Next, Paul informs the Corinthian Christians that he might “spend the winter” with them (v. 6). This would all depend on when he would arrive in Corinth. If he arrived as winter was approaching, he would not be able to set sail for Jerusalem at that time. The Mediterranean Sea was closed to travel during the winter months.
Whatever the case, Paul hopes “to stay a while” with the Corinthian Christians, and not just pass through as was his plan for the Macedonians (v. 7a). Of course, Paul understands that, even though he is making these plans, all of his plans depend on “if the Lord permits” (v. 7b).
Nevertheless, Paul knew that he would need to “tarry in Ephesus until Pentecost”, which occurs forty days after Easter. This means that he would not leave Ephesus until sometime in May. Winter in Greece would begin in November.
In Ephesus, Paul had rented out a large hall and was training ministers to start churches north of Ephesus in cities like Smyrna, Lydia, Thyatira, Sardis and Philadelphia. Paul’s work in Ephesus was very important, which is why he stayed there so long.
God had opened “a great and effective door” (v. 9). From Ephesus, Paul was sending out apostles to start home churches which would spread the Gospel throughout Asia.
However, there were “many adversaries” against the spread of the gospel (v. 9b). Satan always concentrates his forces where God is working. Satan’s main targets are churches and their ministers.
This was evident when Paul had to return to Jerusalem from Greece back through Macedonia instead of directly from Greece. This was also evident in the false teaching in the church that Paul wrote of in the previous chapter and seems to return to here.
And this presence of many adversaries is certainly evident today. Churches and ministers today are under assault from Satan and those who are under his control. They are leading churches and ministers away from the teachings of the Bible.
Especially liberal churches who do not stress Bible teaching, as do the evangelical churches, are falling prey to the influence of Satan. They even distort God’s Word regarding sexual immorality in order to appeal to the masses who are under the influence of Satan.

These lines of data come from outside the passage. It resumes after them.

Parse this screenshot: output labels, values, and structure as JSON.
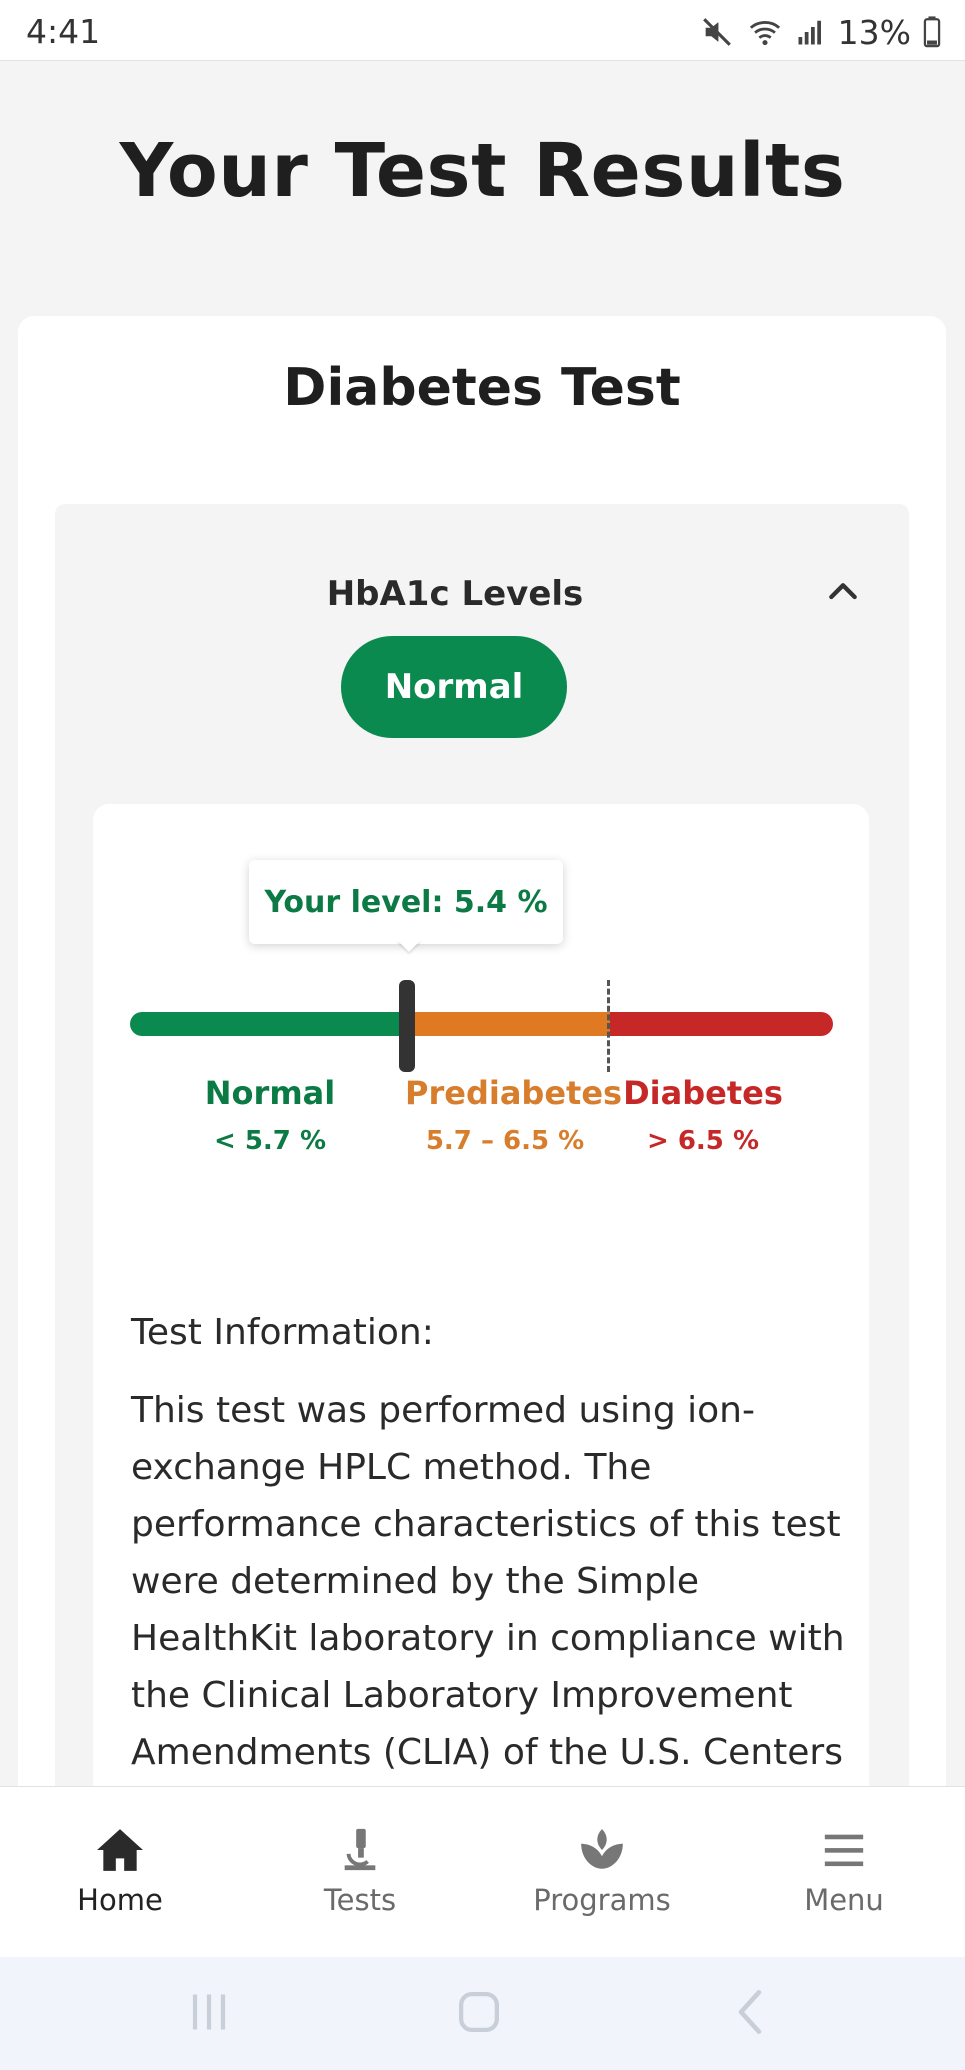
{
  "status_bar": {
    "time": "4:41",
    "battery": "13%"
  },
  "page": {
    "title": "Your Test Results"
  },
  "card": {
    "title": "Diabetes Test",
    "section": {
      "title": "HbA1c Levels",
      "status": "Normal",
      "level_label": "Your level: 5.4 %",
      "level_value": 5.4,
      "ranges": [
        {
          "name": "Normal",
          "range": "< 5.7 %"
        },
        {
          "name": "Prediabetes",
          "range": "5.7 – 6.5 %"
        },
        {
          "name": "Diabetes",
          "range": "> 6.5 %"
        }
      ],
      "info_label": "Test Information:",
      "info_text": "This test was performed using ion-exchange HPLC method. The performance characteristics of this test were determined by the Simple HealthKit laboratory in compliance with the Clinical Laboratory Improvement Amendments (CLIA) of the U.S. Centers"
    }
  },
  "nav": {
    "items": [
      {
        "label": "Home",
        "icon": "home-icon"
      },
      {
        "label": "Tests",
        "icon": "microscope-icon"
      },
      {
        "label": "Programs",
        "icon": "leaf-icon"
      },
      {
        "label": "Menu",
        "icon": "menu-icon"
      }
    ]
  },
  "colors": {
    "normal": "#0b8a4f",
    "prediabetes": "#e07a22",
    "diabetes": "#c62828"
  }
}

Unfortunately, today, as in Paul’s day, there are false teachers in our churches. When selecting a church home we must be especially vigilante to ensure that the church is teaching God’s word. There are many adversaries to the spread of God’s Word, both outside and inside of the church.